“While these 5-year trends demonstrate a continuing challenge in some areas, in particular assault and drugs offences, we should acknowledge too that Gardaí are continuing to have a significant positive impact on a range of crime types. For example, these figures show a clear downward trend in burglaries over the last 5-year period, with a 30% reduction in burglaries and related offences over that time period. I am conscious of the trauma and sense of violation that a burglary of one’s home can bring. I am heartened to see this sustained reduction in burglaries and would like to pay tribute to the consistent attention brought by Gardaí to disrupting burglary gangs.”
In conclusion, Minister Flanagan said:
“Release of these statistics, in the aftermath of the tragic shooting of a member of An Garda Síochána in the line of duty, is a reminder of the crucial work which Gardaí carry out every day, to keep us all safe.
“We turn to An Garda Síochána in times of crisis, including during the current Covid-19 pandemic, throughout which Gardaí have worked selflessly working to protect our health and wellbeing, in the best tradition of the service.
“The brave women and men of An Garda Síochána who police and protect our communities deserve our support and thanks for the manner in which they put the welfare of the public ahead of themselves, working to shield us from harm and connect our communities.”
Notes for Editors
The full statistical release can be accessed at the website of the Central Statistics Office www.cso.ie
Government has allocated approximately €1.88 billion to the Garda Vote for 2020, which represents an increase of 7% on last year’s allocation. Capital investment of €116 million is also being made in An Garda Síochána this year, which is facilitating continuing investment in ICT, the Garda fleet and the Garda estate.
Following the attestation ceremony at the Garda College in Templemore on 20 March 2020, there are now 14,700 Gardaí nationwide, supported by over 3,000 Garda staff. The increasing number of Garda staff are freeing up sworn members from administrative duties and allowing them to return to frontline policing. The Garda Commissioner keeps the allocation of these resources under continual review in the context of crime trends and policing priorities, to ensure their optimum use.
Publication of crime statistics ‘under reservation’
In early 2018, the CSO announced its decision to resume publication of recorded crime statistics in the first six months of 2018. However, as PULSE data – on which the CSO is wholly dependent - is subject to a number of separate ongoing quality reviews and concerns that extended beyond just homicide data, the CSO made the decision that recorded crime statistics will be published in a new category entitled: “Under Reservation”.
According to the CSO, the classification of “Under Reservation” is in keeping with other jurisdictions and other statistical domains. This indicates that, while the statistics have been determined to be of sufficient quality to allow publication, ongoing issues mean that the quality does not yet meet the higher standard required of official statistics by the CSO.

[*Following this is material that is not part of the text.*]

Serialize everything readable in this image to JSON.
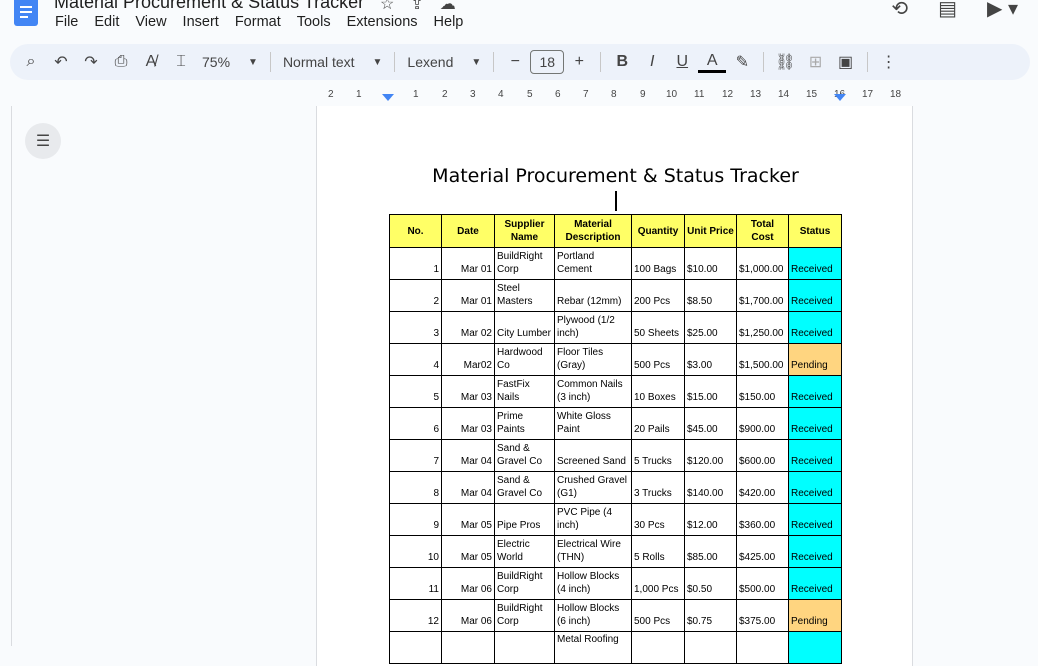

The CSO is engaging with An Garda Síochána to set out the criteria for the lifting of the reservation. These criteria are not confined to homicide data but will address quality concerns across a broader range of issues. They will address issues such as data governance, training, crime data recording procedures and the auditing and monitoring of data quality.